When he returned to Jogja, Pak Is took a job at Bengkel Teater, which was founded by the city's famed activist, writer, and director WS Rendra. Pak Is told me that he enjoyed the work, but he couldn't shake his love of farming. Permaculture was his true passion, he said. Pak Is sees farming as a self-sustaining economic model, one that isn't trapped in the typically exploitative systems of capitalism and world trade.

He found three acres of land in the Imogiri hills outside downtown Jogja in 2006 and established the Bumi Langit community. Initially, people laughed at Pak Is. His land was barely fertile, and the whole endeavor seemed destined to fail. Pak Is wasn't born into a family of farmers, and few had time for a city guy who came down to Imogiri with all these ideas about "holistic farming."

But Pak Is drilled deep wells and used the permaculture techniques he learned on the road to make the ground fertile. His farm tried to limit the use of chemicals, composted excess food and organic scrap, and turned animal manure into biogas. By the time Pak Is opened his own restaurant, the locals weren't laughing anymore.


Pak Is took the ethics of his farm further, taking a similar approach to his own life. He never uses plastic, makes his own soaps, and keeps his farm off the electrical grid. Most of the time, Bumi Langit uses solar power. But during the rainy season, when the skies are dark with clouds, the farm still needs to rely on a diesel generator, he admitted.

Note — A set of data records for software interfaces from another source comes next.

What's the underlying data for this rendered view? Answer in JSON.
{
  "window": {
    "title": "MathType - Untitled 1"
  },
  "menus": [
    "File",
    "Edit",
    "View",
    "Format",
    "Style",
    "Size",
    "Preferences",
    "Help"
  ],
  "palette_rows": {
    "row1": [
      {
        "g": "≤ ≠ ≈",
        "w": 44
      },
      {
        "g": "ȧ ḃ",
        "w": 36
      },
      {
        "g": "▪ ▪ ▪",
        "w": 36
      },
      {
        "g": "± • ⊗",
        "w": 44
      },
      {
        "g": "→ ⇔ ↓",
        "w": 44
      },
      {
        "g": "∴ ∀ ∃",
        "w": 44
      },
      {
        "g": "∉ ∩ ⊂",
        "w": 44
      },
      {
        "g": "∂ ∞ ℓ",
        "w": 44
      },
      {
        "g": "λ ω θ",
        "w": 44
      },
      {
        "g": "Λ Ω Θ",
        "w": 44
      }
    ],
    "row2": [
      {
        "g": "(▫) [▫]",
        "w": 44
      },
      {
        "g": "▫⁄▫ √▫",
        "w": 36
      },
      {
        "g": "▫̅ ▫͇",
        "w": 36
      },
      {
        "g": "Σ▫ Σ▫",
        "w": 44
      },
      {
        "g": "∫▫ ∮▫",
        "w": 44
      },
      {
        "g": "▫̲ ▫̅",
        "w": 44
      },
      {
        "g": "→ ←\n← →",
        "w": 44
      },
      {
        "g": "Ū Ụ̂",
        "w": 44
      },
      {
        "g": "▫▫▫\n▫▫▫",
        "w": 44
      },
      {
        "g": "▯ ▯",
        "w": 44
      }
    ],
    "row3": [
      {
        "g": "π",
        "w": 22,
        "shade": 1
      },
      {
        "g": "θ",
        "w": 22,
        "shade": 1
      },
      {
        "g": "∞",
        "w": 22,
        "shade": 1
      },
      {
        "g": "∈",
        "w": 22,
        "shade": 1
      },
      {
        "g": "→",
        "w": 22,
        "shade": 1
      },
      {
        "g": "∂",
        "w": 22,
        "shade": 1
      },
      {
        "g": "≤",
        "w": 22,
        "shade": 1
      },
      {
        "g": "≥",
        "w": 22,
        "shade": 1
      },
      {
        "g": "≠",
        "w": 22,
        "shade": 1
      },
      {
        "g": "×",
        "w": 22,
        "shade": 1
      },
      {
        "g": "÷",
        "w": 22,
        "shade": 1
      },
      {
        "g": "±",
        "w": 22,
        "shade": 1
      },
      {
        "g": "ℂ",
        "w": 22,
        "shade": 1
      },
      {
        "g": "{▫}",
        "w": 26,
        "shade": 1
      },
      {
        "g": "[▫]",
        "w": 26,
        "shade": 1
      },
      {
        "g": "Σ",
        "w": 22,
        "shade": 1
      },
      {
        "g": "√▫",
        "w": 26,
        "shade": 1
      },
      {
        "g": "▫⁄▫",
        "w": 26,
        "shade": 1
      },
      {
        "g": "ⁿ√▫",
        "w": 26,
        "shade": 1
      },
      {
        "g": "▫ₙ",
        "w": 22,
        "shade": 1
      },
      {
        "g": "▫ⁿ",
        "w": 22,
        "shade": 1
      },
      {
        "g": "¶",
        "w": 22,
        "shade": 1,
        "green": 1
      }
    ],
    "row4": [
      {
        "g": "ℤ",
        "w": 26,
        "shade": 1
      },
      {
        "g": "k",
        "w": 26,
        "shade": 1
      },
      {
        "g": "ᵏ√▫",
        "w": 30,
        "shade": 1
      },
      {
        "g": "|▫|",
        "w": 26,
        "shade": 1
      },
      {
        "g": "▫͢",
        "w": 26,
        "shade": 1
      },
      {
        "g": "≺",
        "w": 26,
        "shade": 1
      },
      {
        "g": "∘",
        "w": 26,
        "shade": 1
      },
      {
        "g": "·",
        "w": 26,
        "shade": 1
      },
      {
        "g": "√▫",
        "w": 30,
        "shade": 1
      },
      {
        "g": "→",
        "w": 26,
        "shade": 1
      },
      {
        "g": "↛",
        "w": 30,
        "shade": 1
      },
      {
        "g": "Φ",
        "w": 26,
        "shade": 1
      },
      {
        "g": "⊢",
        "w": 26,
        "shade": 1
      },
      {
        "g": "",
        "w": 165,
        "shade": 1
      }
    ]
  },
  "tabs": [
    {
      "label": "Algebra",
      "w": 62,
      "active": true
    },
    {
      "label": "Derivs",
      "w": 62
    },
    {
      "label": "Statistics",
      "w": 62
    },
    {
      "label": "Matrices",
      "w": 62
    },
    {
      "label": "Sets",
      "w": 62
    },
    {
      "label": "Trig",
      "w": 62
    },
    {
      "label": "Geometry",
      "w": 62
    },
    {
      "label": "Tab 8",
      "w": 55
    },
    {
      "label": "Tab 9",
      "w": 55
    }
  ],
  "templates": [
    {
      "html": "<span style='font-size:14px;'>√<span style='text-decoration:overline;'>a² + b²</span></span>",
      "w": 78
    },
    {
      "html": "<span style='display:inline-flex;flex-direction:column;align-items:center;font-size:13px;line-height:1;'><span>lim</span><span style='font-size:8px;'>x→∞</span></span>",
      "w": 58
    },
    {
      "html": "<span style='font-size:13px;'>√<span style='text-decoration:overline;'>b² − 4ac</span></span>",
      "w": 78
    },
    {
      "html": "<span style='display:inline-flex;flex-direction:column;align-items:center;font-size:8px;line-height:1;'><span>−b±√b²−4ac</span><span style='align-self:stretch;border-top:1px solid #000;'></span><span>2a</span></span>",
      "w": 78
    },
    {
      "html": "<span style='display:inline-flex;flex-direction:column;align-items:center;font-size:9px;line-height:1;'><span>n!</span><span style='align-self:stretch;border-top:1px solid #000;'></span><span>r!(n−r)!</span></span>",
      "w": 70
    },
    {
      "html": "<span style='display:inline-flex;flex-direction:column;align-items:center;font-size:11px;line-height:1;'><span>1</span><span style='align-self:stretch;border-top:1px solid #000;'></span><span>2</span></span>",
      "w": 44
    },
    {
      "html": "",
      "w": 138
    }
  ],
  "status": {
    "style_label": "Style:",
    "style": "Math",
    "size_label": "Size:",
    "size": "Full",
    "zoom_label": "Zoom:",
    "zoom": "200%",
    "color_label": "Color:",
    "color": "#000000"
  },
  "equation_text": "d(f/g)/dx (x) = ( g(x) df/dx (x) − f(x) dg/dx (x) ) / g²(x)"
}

He offered to show me around his farm. Bumi Langit is a beautifully natural place. The farm is surrounded by the forest. The buildings are constructed in traditional Javanese architecture out of wood grown specifically for the house so that they doesn't tax the nearby forests. The farmland itself is built out of irrigated terraces. Chickens wander free range everywhere. A pond of fish sat next to some of the vegetables.

The whole place looked like an idyllic farm, aside from the fact that I didn't see that many people around working. Pak Is told me that Bumi Langit wasn't able to produce the same amount of food as a larger, more industrial farm. He kept things small and manageable to maintain the ethics of the place.

"We're in a state where we're not in charge of our food," he explained. "We no longer know where our food comes from. We have become more dependent on the industry."

Pak Is opened the Bumi Langit restaurant in 2014 on the advice of a friend who said he felt bad always eating Pak Is' food without paying for it. It's far from one of the most-popular spots in Jogja—a city with a rich culinary scene and a steady stream of new tourists. It's also far from expensive. The 12-person Obama party ate for less than Rp 4 million ($298 USD)—or about $24 USD a person for a totally organic handmade meal. It's more pricy than a meal at the local warung, but still far less than a fancy meal at one of the city's trendy tourist spots.

I stopped to eye the menu on the way out the door. They were serving Ayam Goreng Bahagia and Ayam Geprek Kecombrang. I chose the second dish, eating perfectly fried chicken with kecombrang flowers that are apparently good for your health. I then ate fruit jam kefir and mango ice cream made from pure coconut milk for dessert.

For a brief moment I felt like Obama. And that's not half bad.